In addition to being adapted to couple directly to a standard load-break terminator extending from the surface of a transformer, it will be seen that in the preferred embodiment the second and third legs, 5 and 6 of the tee, extend parallel to one another, and substantially perpendicular to the housing or first leg 4 of the module 1. Since high-voltage electric cables are often coupled to pad-mount transformers from a common duct communicating with an underground conduit, in many instances the cables will approach the transformer terminals from a common direction and, thus, be parallel and adjacent to one another. Space is thus conserved by providing means for receiving these cables which are in close proximity with each other, and allowing the cables to maintain their original relative positions in a safely insulated modular arrangement that is suitable for "dead front" rating. Further, the elbow configuration of the tee connector module taught by the present invention allows the module, and thus the load-break terminator to which it is coupled, to be placed in closer proximity to the enclosure disposed about the transformer than would otherwise be possible.

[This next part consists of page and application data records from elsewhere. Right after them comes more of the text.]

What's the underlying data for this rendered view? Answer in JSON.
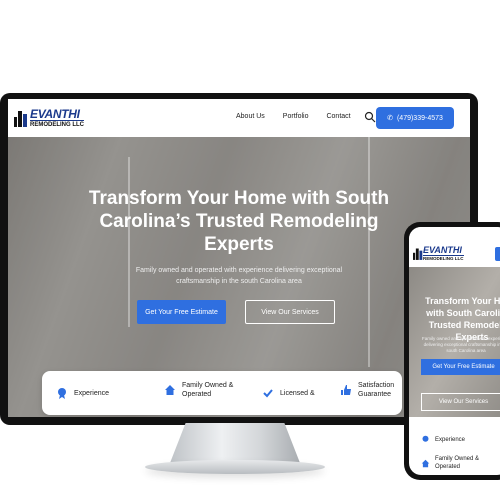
{
  "brand": {
    "name_line1": "EVANTHI",
    "name_line2": "REMODELING LLC"
  },
  "nav": {
    "items": [
      "About Us",
      "Portfolio",
      "Contact"
    ],
    "phone": "(479)339-4573",
    "icons": {
      "search": "search-icon",
      "phone": "phone-icon"
    }
  },
  "hero": {
    "title": "Transform Your Home with South Carolina’s Trusted Remodeling Experts",
    "subtitle": "Family owned and operated with experience delivering exceptional craftsmanship in the south Carolina area",
    "cta_primary": "Get Your Free Estimate",
    "cta_secondary": "View Our Services"
  },
  "features": [
    {
      "label": "Experience",
      "icon": "badge-icon"
    },
    {
      "label": "Family Owned & Operated",
      "icon": "home-icon"
    },
    {
      "label": "Licensed &",
      "icon": "check-icon"
    },
    {
      "label": "Satisfaction Guarantee",
      "icon": "thumbs-up-icon"
    }
  ],
  "mobile": {
    "title": "Transform Your Home with South Carolina's Trusted Remodeling Experts",
    "subtitle": "Family owned and operated with experience delivering exceptional craftsmanship in the south Carolina area",
    "cta_primary": "Get Your Free Estimate",
    "cta_secondary": "View Our Services",
    "features": [
      "Experience",
      "Family Owned & Operated"
    ]
  },
  "colors": {
    "accent": "#2f6fe0",
    "brand": "#1b3a8c"
  }
}
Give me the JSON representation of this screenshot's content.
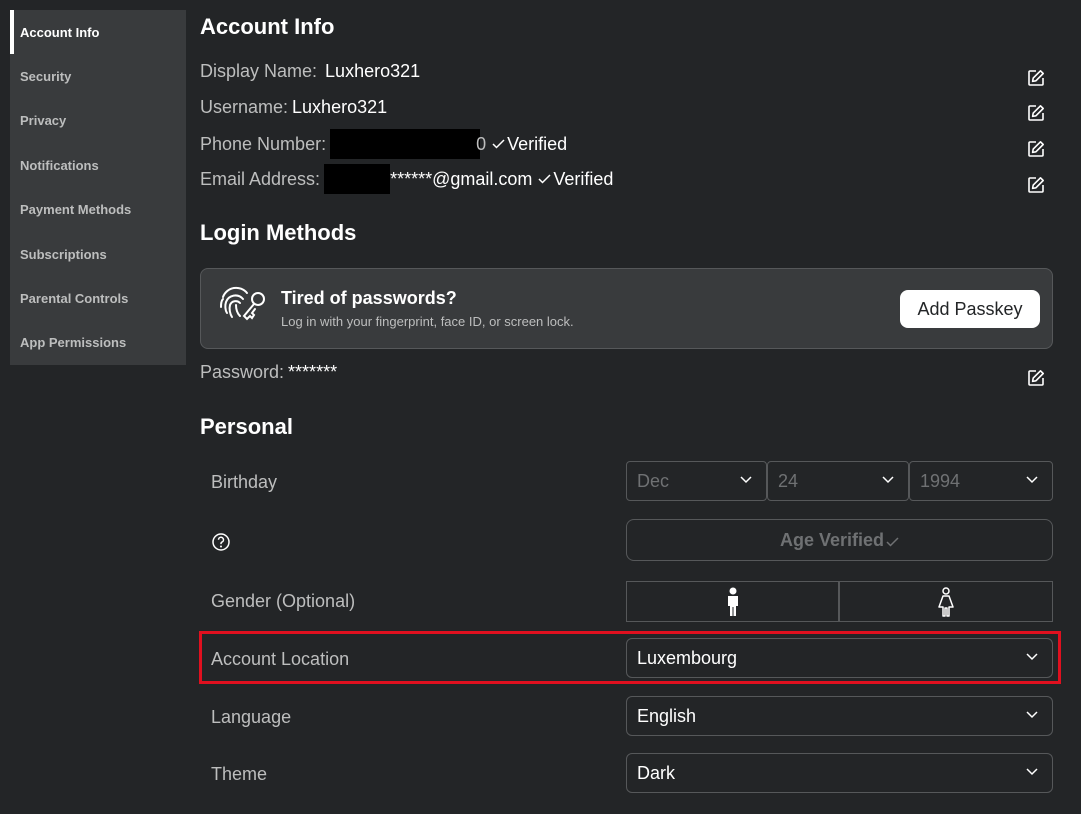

It will thus be seen that improved means for facilitating the connection of a distribution transformer to a plurality of high-voltage cables are provided, without the necessity for providing a plurality of individual connector modules to adapt to cable terminations to standard, rigid transformer bushing that do not incorporate resilient water-seal means. Further modifications and improvements of the embodiment of the invention disclosed herein will be apparent to those skilled in the art, and it is intended that the appended claims encompass all such modifications and improvements as are within the true spirit and scope thereof.